INFORMATION PROVIDED below:

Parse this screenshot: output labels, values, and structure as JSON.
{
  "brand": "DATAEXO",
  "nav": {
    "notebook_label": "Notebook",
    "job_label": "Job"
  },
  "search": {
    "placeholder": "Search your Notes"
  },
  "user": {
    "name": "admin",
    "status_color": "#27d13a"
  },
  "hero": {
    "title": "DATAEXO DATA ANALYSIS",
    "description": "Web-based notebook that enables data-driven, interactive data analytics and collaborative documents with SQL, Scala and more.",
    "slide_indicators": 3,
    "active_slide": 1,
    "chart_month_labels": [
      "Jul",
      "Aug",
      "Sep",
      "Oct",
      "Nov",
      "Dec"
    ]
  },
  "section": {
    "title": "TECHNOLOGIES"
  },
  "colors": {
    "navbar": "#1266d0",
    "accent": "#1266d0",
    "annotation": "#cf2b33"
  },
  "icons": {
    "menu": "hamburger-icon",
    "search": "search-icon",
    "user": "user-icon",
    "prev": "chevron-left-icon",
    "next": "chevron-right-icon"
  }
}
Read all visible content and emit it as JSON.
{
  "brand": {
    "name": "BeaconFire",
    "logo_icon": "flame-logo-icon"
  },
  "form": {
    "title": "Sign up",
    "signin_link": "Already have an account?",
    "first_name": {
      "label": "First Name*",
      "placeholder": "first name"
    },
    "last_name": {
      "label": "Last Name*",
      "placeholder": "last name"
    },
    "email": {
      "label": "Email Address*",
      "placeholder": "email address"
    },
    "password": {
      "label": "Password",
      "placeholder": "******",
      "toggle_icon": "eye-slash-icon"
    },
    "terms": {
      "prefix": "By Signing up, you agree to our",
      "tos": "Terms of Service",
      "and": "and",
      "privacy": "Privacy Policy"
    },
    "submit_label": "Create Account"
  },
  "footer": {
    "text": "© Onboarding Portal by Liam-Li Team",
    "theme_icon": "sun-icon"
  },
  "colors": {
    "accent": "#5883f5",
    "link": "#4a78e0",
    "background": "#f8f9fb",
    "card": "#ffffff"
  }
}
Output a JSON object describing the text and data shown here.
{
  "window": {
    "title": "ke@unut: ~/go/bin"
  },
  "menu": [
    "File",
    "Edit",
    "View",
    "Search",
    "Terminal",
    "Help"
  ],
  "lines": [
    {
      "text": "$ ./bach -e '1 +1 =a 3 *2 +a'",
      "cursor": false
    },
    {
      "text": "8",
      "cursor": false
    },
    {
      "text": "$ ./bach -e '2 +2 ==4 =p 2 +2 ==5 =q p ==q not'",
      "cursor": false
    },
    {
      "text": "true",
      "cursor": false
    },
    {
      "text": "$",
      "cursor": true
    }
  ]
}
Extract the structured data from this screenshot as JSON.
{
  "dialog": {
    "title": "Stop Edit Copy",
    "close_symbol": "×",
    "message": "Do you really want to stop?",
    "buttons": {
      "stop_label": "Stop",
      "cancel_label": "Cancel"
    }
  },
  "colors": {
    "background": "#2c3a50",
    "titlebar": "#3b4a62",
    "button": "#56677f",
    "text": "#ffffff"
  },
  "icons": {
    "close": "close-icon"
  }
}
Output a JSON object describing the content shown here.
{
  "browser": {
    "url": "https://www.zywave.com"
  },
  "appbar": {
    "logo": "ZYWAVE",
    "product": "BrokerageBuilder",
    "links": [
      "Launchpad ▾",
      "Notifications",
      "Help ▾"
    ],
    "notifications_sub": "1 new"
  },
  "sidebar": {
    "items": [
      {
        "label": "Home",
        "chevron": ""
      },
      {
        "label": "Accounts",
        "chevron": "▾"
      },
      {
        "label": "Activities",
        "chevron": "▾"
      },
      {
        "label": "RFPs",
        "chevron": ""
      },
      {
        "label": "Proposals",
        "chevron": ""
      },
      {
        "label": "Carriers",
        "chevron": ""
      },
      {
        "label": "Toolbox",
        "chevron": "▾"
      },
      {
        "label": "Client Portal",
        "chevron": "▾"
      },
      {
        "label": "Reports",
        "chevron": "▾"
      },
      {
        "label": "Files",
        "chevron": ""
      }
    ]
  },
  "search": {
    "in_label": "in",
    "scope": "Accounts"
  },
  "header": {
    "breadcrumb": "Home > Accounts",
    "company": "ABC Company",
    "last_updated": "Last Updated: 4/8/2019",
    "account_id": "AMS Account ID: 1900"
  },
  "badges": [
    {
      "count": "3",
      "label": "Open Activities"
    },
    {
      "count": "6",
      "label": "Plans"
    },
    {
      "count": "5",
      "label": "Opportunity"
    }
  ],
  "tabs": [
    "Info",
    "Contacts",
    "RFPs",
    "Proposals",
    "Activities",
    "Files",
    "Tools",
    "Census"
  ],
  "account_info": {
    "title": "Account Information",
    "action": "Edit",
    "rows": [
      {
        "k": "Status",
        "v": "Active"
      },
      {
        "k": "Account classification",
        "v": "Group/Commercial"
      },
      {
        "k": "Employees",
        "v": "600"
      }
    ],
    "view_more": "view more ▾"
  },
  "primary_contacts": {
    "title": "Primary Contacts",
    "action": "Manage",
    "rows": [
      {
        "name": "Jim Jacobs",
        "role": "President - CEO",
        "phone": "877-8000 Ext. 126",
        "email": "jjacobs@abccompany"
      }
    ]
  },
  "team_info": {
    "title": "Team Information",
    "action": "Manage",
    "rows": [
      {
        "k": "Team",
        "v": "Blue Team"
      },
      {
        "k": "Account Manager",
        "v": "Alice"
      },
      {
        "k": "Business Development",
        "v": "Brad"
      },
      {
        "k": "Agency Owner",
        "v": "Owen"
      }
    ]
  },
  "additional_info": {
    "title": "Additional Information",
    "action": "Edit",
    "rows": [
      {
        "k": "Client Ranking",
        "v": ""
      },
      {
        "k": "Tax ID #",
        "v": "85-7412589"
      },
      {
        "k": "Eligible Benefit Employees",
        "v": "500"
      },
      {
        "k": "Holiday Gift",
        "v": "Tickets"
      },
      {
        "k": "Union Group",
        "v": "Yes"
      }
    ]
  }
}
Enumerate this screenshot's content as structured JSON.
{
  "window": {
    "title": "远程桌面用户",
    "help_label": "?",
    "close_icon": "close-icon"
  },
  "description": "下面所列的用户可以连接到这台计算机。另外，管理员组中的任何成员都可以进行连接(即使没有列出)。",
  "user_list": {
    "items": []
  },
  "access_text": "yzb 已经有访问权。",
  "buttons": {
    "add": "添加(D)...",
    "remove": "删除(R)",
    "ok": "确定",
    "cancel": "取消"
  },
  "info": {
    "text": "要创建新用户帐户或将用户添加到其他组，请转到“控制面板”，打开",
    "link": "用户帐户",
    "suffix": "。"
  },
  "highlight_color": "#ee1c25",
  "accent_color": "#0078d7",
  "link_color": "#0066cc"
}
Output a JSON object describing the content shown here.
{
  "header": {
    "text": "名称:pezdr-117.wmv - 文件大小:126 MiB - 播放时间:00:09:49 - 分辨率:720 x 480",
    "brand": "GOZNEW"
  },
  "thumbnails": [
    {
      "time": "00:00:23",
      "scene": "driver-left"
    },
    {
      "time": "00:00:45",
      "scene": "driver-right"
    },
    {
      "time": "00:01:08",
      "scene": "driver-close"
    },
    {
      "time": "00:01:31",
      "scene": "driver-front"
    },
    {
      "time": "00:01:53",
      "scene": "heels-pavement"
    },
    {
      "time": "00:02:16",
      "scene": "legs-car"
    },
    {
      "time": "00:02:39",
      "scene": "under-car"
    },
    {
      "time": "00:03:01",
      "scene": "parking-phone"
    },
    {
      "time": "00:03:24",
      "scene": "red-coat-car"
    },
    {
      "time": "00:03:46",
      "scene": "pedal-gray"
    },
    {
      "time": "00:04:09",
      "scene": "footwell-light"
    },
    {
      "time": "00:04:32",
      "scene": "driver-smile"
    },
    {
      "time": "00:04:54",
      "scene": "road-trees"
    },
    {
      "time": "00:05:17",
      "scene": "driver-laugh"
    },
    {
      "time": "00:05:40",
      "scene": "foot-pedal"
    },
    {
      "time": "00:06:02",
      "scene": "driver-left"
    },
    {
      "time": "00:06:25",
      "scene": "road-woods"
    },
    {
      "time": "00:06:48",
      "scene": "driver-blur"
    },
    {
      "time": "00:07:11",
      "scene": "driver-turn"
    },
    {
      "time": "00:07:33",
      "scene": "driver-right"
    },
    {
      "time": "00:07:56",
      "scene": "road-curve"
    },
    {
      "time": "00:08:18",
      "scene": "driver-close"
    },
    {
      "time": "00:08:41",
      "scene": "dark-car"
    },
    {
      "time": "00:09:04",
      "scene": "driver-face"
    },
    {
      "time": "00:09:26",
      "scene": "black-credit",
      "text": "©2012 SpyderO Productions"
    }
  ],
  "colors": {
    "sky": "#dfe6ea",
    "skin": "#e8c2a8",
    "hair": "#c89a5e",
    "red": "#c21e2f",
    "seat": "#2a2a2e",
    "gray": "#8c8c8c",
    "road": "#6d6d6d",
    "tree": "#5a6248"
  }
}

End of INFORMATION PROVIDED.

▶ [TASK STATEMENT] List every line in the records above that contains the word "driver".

▶ [WRITTEN ANSWER]
      "scene": "driver-left"
      "scene": "driver-right"
      "scene": "driver-close"
      "scene": "driver-front"
      "scene": "driver-smile"
      "scene": "driver-laugh"
      "scene": "driver-left"
      "scene": "driver-blur"
      "scene": "driver-turn"
      "scene": "driver-right"
      "scene": "driver-close"
      "scene": "driver-face"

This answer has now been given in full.